Accessibility: Who’s Responsible?

We recorded a show about web accessibility last night, and a topic that came up was Responsibility. I know how to implement accessible features, but I also know how much extra time ($) it takes to do a good job at it. Regardless of the budget, I do the basics. But beyond that?

Our guest mentioned that large e-commerce sites (including Target) have been sued over the accessibility of their sites for not small sums of money. Telling a client that their site isn’t very friendly for folks who can’t use mouses or use screen readers is one thing; telling them they may be sued for it suddenly makes it A Big Deal (sad that it isn’t a big deal anyway, but money talks).

We can blame our clients for ignoring the issue, but I think it really comes down to us. I imagine that most people think that folks with impairments simply use Jaws and their sites just work with it (assuming this is a topic they think about at all). Why wouldn’t it? Isn’t that why you pay $500+ for that piece of software? They have no idea that the developer has to go in and put aria-roles on everything and use proper semantic markup, and that the designer needs to use adequate amounts of contrast and colors that don’t cause confusion to the color blind and fonts that don’t leave dyslexics in despair.

Why would they know these things? Isn’t that our job? And isn’t our job to tell them that these things don’t just magically happen, that we have to spend time and they have to spend money on them?

Sure, some CMS’ have some of this stuff baked in, but emphasis on “some”. For instance, the actual WordPress admin is accessible, and the themes that come with it are, but beyond that there’s no guarantee.
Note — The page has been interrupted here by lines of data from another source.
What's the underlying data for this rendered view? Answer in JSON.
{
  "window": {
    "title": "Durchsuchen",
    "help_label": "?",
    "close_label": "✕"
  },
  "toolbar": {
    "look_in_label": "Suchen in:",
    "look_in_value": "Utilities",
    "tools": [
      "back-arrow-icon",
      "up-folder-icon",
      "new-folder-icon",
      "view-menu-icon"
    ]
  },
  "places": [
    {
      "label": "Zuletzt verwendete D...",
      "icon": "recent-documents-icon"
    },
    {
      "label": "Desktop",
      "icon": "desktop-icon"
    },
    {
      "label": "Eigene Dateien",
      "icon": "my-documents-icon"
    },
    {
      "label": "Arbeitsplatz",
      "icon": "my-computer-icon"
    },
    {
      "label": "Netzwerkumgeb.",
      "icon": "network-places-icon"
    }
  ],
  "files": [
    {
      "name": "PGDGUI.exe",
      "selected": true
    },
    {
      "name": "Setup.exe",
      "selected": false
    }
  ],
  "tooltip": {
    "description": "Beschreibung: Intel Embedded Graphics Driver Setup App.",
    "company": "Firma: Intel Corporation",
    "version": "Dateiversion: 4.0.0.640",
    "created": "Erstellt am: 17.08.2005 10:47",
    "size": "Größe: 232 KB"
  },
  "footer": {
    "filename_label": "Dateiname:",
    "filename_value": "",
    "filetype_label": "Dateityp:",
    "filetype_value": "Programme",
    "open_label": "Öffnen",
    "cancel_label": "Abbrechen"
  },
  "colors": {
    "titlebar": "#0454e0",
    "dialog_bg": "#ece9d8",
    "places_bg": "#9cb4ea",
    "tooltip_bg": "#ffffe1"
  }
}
Some frameworks and systems dictate the markup for you, so if it doesn’t come accessible out the box, you have to either A) go find a plugin (which may or may not be plug-and-play) or B) make costly upgrades. In an ideal world, we would put this into our boilerplate build so we have a baseline of accessibility baked into every site we work on. I think we could all stand to spend some unbillable time doing this, if that’s the only option. But no matter what approach we take, we have to inform our clients why this matters, and what we have to do to make it happen.

When we first ended the show, we ended on a sigh. As in, my site is probably not terribly accessible, I guess I have to go to my room and fix it blah. But then our guest said F that, let’s end this on a high note. Making your site accessible means that more people get to enjoy your hard work. It means that someone who has had frustrations tabbing through shopping carts on other sites will happily sail through yours ($$$). It means rainbows and kittens and unicorns. Sure, it’s not a terribly sexy topic, but the next time you see a wheelchair-bound person unable to enter a store because of a single step up, just think about your website. Did you erect a staircase at the steps of your front door?